### Provided records
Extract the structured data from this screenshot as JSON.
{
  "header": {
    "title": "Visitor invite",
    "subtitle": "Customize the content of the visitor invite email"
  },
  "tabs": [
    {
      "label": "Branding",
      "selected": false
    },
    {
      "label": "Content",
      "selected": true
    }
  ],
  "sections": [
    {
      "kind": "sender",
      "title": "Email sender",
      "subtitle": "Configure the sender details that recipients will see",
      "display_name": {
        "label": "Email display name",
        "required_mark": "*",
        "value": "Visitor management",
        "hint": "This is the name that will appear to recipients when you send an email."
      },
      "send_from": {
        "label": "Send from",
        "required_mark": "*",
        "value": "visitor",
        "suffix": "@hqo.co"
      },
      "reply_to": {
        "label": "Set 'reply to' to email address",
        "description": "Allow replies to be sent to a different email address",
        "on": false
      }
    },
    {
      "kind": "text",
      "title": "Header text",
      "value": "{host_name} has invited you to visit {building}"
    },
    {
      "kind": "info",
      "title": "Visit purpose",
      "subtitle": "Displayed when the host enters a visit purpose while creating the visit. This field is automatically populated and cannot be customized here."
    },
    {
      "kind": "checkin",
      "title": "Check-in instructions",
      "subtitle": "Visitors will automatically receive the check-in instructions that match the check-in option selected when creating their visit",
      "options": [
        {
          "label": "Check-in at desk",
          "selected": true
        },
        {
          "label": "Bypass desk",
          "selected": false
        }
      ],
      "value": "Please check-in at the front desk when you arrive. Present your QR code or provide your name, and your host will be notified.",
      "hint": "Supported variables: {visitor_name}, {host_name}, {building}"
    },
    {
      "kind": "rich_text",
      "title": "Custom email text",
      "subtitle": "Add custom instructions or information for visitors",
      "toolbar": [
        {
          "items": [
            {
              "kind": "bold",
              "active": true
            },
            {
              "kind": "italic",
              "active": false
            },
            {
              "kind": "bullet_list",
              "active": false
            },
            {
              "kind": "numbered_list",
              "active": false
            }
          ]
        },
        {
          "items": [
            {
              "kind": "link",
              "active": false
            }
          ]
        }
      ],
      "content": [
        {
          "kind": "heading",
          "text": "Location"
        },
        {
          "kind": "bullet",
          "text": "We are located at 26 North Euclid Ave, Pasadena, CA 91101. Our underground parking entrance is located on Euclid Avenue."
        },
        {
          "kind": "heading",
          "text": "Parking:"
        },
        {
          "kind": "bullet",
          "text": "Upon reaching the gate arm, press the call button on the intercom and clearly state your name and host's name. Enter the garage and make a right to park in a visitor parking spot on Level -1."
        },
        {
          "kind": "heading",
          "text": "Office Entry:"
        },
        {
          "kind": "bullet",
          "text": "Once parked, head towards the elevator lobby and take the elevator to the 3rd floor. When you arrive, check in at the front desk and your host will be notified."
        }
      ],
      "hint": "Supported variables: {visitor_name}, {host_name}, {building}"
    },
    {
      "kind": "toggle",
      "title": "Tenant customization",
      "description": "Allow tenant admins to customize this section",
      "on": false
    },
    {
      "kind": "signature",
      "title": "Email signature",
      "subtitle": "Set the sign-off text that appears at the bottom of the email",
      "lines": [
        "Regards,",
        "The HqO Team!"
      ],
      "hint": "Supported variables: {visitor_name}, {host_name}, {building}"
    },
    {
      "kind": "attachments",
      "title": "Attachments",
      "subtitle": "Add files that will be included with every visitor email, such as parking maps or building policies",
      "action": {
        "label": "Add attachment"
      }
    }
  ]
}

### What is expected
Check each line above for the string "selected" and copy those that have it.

### Result of the exercise
      "selected": false
      "selected": true
      "subtitle": "Visitors will automatically receive the check-in instructions that match the check-in option selected when creating their visit",
          "selected": true
          "selected": false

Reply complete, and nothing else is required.